Monday, February 04, 2008

Color Vs. Gender, The Great Debate

In her editorial in the New York Times, Gloria Steinem makes some interesting observations about race, gender, and the democratic race.

Steinem writies, "What worries me is that some women, perhaps especially younger ones, hope to deny or escape the sexual caste system; thus Iowa women over 50 and 60who disproportionately supported Senator Clinton, proved once again that women are the one group that grows more radical with age."


"Why is the sex barrier not taken as seriously as the racial one? The reasons are as pervasive as the air we breathe: because sexism is still confused with nature as racism once was; because anything that affects males is seen as more serious than anything that affects “only” the female half of the human race."

But, if one was listening to All Things Considered last night, they may have gotten a different perspective. ATC had a piece with South Caroline female, African-American activists in light of Clinton's stupid MLK comment.

The Marvelettes, three powerful political insiders in Orangeburg, S.C. — Labrena Aiken-Furtick, Gilda Cobb-Hunter and Baraka Cheeseboro — spoke with Michele Norris about negative reaction to the injection of race into Democratic primary politics.
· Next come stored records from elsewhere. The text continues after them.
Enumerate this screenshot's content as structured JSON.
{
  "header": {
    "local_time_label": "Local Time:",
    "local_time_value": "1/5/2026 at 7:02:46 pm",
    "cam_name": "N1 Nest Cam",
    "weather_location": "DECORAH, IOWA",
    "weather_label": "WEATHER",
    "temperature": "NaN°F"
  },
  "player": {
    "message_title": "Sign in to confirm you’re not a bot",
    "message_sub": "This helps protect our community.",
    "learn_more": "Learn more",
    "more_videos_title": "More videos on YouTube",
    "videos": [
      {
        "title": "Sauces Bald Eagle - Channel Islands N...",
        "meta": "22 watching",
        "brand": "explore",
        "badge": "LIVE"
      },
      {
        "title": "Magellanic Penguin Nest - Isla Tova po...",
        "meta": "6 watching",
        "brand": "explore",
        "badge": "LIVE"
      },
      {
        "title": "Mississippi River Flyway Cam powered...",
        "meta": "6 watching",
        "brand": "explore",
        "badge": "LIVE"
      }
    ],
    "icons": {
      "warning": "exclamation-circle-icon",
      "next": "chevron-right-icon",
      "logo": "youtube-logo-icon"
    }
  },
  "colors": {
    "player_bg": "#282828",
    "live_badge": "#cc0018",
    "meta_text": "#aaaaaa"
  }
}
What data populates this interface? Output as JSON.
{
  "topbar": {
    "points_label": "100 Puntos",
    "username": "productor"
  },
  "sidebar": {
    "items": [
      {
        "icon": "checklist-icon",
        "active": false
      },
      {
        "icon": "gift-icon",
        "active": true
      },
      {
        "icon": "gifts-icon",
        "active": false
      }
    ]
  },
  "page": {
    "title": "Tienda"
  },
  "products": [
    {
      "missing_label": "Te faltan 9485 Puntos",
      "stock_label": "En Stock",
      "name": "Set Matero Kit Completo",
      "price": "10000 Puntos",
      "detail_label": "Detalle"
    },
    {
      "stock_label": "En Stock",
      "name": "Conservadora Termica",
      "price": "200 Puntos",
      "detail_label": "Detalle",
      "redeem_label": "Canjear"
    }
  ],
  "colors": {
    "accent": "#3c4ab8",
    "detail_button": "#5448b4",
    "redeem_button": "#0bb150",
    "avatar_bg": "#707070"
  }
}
The Marvelettes say that most of their difficulties come, not from being a woman, but for being black. Baraka says, "they speak of the question, am I black or female? Black women are being forced to chose. Most of the problems that I have had come from being black, not a woman. They also speak about what legacy they want to leave their children and the question of whether they are willing to vote against someone who will advance the lives of people of color."

This is why I have had an easier time relating to the civil rights and gay movements than the feminism movement. I will not be disrespectful of the feminist movement, but, like these African-American activists, what has happened to me a disabled person has been so profoundly worse than what has happened to me as a woman. I can't even see any gender prejudice, because I'm so busy dealing with the other. If I had the choice between a able-bodied woman and a crippled man, I'd probably vote for the guy too.

Our country is in a strange time. While it is exciting to see two 'minorities' running for president, we cannot lose sight of the bigger picture. Who will stop the war -- not matter if their skin is black or they wear skirts.

1 comment:

Pearl said...

Interesting post. I was glad to read the review of your book too. A Man and a Woman Standing in the Rain in Front of a Candy Store sounds lovely. I'll try to remember to swing by your blog more often.